“Milkshake” similarly touches on a love interest growing in their hearts, albeit with a more hopeful stance. The spread of their feelings towards them is compared with the chilly, sweet texture of a milkshake, reminiscent of past comparisons to an ice cream cake. The thick, melting consistency of a milkshake are all referred to as a means to explain their daydreams with said lover. While the instrumental is more subdued, the pop essence is nonetheless highlighted through the members’ vocals that do well in reflecting the joyful, bouncy mood behind developing a crush.
“Bing Bing” and “Parade” are more fast-paced to bring back up the tempo. The former track – otherwise called “Not A Friend” in Korean – makes good use of onomatopoeia, having much of the chorus rhyme with the title. The chorus asks for their lover to not “bounce” off while spinning all around them, having rhythmic bass notes match with the oft-repeated syllables “ting” and “bing” to emphasize the concept of sound. The possibilities are endless with their lover, as he encapsulates a summer beach night and infiltrates their minds to no end. In the end, this is a song simply asking for someone to stay and begin their love, but the fast-paced tune keeps it lively and addictive. Also, the harmonization of Joy and Seulgi, Wendy and Yeri in the first verse is a refreshing, pleasant surprise to the ears.
Meanwhile, the latter track truly embodies the idea of a “parade” with trap, pop, and even house elements playing up throughout the song. Comparisons to love continue as a relationship is now compared to a parade, also carrying along the foundational theme of a “festival.” And lastly, “LP” is a jazzy, sultry yet bubbly finish track to the EP – a unique, and cohesive, combination of genres for the instrumental backdrop.
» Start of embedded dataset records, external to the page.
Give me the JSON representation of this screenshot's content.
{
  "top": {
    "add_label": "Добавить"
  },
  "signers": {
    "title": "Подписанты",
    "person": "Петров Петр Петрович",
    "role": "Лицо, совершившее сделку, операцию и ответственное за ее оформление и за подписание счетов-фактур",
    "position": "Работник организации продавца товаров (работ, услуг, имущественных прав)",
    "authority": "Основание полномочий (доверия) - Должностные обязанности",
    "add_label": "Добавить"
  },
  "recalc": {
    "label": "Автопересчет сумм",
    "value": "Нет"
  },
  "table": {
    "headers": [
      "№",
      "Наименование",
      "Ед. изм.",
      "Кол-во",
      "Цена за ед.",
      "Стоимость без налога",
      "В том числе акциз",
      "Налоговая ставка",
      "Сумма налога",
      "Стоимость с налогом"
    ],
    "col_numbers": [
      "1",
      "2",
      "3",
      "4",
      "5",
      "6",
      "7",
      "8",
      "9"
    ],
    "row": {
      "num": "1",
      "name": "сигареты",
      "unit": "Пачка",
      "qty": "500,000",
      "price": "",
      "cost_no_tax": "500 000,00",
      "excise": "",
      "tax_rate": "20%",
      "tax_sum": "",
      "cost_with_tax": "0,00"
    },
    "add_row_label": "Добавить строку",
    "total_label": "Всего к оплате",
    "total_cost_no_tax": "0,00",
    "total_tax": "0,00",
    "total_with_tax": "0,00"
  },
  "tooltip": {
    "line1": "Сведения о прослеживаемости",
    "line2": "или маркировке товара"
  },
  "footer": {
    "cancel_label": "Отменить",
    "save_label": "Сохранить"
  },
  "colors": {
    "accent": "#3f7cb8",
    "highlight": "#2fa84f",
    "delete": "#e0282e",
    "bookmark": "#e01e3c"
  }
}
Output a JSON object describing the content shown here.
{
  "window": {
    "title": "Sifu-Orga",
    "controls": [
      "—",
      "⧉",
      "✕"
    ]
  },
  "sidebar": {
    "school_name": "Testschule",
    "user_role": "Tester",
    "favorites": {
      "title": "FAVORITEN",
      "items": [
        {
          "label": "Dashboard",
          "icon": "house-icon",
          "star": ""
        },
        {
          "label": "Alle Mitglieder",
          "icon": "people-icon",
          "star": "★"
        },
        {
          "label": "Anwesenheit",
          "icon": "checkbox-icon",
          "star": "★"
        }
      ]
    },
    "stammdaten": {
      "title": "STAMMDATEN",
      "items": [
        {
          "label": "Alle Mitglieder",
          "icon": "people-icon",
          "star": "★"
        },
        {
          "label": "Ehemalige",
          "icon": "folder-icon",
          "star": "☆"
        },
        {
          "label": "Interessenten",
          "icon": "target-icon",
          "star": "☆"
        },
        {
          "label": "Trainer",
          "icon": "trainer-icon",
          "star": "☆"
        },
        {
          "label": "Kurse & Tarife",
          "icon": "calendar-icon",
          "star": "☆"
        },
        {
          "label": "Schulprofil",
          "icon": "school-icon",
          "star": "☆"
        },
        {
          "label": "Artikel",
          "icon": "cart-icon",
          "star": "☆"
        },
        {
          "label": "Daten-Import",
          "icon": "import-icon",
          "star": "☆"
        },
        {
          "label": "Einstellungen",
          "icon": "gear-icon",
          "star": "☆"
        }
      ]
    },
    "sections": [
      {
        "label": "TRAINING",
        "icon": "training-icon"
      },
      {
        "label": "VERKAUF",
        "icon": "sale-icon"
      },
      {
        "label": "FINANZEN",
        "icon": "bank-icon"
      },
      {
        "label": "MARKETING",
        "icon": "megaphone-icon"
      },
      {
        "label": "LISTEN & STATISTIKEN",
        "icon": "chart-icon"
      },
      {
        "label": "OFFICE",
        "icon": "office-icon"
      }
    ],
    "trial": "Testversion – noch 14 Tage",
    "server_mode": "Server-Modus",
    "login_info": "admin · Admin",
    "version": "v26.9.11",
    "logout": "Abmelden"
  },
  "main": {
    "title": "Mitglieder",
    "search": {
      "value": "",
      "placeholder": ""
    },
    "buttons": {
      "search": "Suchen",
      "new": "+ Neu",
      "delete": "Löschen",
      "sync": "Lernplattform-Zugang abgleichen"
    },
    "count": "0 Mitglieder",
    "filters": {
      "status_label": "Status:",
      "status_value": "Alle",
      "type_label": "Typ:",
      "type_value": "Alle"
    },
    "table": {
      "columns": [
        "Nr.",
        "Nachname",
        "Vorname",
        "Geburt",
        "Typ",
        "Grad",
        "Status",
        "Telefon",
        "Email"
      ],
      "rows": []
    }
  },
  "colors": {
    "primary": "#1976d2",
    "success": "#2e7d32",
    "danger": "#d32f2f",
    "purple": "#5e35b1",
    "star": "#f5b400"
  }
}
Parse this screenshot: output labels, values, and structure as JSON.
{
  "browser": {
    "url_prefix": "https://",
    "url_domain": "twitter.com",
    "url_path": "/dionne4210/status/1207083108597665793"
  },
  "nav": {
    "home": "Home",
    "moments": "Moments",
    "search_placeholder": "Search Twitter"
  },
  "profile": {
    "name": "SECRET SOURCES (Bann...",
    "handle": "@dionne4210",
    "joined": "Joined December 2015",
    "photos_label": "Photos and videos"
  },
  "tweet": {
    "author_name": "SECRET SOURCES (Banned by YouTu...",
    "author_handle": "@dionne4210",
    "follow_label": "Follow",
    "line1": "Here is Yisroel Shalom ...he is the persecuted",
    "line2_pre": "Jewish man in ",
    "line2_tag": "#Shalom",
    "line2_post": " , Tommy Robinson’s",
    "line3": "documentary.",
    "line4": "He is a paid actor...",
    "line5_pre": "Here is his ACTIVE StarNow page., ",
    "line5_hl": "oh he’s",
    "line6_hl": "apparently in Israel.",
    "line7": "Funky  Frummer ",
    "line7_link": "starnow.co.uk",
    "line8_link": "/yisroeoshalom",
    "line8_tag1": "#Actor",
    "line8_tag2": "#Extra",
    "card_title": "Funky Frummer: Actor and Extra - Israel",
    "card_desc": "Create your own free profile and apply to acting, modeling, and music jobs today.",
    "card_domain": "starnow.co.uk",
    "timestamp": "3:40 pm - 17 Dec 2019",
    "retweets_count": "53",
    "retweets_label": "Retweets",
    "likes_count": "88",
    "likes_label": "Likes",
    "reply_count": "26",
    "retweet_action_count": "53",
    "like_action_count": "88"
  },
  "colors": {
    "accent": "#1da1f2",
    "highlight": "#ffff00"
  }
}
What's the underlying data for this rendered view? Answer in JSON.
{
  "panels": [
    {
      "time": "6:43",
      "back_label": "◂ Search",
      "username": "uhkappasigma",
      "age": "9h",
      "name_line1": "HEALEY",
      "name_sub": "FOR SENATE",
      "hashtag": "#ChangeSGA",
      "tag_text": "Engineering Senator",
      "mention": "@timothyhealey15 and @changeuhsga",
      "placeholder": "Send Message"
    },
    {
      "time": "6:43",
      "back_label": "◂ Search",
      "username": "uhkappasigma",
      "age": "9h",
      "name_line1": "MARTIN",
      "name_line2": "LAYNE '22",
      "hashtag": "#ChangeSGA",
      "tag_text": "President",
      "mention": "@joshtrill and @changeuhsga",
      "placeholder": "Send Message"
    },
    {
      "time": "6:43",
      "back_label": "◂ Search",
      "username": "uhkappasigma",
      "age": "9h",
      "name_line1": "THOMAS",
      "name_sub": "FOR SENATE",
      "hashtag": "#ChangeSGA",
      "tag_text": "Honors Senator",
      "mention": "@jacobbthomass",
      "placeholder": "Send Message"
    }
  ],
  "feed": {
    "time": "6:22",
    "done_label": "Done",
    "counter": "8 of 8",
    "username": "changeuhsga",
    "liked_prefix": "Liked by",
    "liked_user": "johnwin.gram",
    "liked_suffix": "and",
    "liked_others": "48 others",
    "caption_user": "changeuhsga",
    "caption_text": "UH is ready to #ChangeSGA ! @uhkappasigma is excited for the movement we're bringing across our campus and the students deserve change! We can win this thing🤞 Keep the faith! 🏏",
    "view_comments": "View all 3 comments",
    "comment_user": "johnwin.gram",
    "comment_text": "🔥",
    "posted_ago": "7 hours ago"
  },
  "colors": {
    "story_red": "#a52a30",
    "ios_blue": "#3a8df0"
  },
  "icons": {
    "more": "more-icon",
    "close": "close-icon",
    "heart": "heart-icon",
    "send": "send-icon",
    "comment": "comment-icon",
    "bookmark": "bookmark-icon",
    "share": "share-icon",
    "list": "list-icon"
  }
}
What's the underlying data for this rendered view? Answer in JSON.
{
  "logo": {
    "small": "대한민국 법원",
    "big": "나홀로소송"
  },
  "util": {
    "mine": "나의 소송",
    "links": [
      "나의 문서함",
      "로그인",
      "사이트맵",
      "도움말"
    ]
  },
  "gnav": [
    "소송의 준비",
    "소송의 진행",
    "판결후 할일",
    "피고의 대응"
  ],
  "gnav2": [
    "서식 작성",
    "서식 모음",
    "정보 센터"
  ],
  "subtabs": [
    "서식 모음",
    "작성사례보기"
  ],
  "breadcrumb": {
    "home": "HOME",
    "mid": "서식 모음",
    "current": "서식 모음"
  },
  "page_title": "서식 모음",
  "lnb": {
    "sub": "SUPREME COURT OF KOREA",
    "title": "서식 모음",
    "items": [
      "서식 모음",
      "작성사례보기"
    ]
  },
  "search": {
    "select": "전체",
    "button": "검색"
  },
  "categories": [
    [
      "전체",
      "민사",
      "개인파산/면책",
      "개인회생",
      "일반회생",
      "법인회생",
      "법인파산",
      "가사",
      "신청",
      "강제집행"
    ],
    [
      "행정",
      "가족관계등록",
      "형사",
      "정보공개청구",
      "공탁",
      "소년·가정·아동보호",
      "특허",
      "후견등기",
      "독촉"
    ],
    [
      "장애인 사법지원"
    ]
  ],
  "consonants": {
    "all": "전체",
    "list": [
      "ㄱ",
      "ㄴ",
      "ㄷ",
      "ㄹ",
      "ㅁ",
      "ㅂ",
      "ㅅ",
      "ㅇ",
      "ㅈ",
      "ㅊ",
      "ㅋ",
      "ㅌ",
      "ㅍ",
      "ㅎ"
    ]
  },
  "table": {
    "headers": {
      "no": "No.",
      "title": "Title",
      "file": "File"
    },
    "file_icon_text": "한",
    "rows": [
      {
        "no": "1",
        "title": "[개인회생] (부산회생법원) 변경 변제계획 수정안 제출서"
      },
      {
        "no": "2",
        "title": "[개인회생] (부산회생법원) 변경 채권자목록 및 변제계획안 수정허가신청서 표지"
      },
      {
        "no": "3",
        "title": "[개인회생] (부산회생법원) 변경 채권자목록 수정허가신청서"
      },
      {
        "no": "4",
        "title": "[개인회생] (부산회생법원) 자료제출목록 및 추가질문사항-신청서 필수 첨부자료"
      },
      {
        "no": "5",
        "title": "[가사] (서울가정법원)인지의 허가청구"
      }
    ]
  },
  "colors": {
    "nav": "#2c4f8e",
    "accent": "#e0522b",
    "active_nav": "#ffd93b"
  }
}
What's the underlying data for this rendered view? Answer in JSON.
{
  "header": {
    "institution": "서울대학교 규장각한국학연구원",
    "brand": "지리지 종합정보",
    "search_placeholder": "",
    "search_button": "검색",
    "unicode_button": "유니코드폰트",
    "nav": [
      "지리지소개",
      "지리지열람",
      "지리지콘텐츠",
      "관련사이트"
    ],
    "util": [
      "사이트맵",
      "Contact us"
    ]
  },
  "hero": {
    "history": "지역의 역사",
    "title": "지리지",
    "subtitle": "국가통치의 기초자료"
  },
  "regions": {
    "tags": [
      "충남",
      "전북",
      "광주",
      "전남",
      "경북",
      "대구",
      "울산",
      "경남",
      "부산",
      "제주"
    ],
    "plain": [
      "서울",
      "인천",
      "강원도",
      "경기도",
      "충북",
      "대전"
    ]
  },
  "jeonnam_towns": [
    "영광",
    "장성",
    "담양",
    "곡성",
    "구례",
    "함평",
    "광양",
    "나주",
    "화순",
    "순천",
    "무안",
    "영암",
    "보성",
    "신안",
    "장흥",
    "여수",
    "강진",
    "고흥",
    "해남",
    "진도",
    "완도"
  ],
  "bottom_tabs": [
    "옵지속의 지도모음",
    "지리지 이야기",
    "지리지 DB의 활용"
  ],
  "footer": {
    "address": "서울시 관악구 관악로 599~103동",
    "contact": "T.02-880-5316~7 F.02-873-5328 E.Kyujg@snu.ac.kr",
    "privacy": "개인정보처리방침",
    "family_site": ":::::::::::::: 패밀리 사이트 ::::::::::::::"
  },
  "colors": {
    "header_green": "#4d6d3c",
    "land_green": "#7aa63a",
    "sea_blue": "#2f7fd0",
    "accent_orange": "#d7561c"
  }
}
Lyrically, this is the simplest love track that takes time to dwell on the numerous reasons the girls fell in love with someone – as seen when Seulgi sings, “Your tone sounds like music / Your smile looks like a movie.”
Overall, the EP carried out a dual theme of love and summer, with a more matured sound to portray the excitement and spontaneity behind a festival. As it is the first in a series, their “Day 1” sets a precedent of what else is to come for their ongoing festivities. Mixing genres and instrumentals was clearly one aim SM has had for this comeback, as well as a concept covering both youth and maturity. Songs were either electronic pop or booming with EDM, if not sultry and jazzy to have the listener imagine a romantic summer night. Though this approach could’ve been redundant, the creativity of their lyrics and instrumentals served to keep the listener hooked onto RV’s sweet and talented vocals.
To be frank, this EP carried a risk due to the heavy experimentation behind the title track. The rest of the album, thankfully kept RV’s talents and charms up to scale, though it is a shame that SM has yet to fully promote B-sides as much as they deserve. What was once a creative venture for the group is now becoming a precarious act of balancing potential and musicality. While they did succeed in releasing both heavy and airy, dark and bouncy tracks to have Red Velvet cement their capabilities, SM may need to have them return to their roots. Though experimentation is welcome, here’s hoping that Red Velvet can perform (and also enjoy) more cohesive, functioning songs that still have them stand out with their own colors.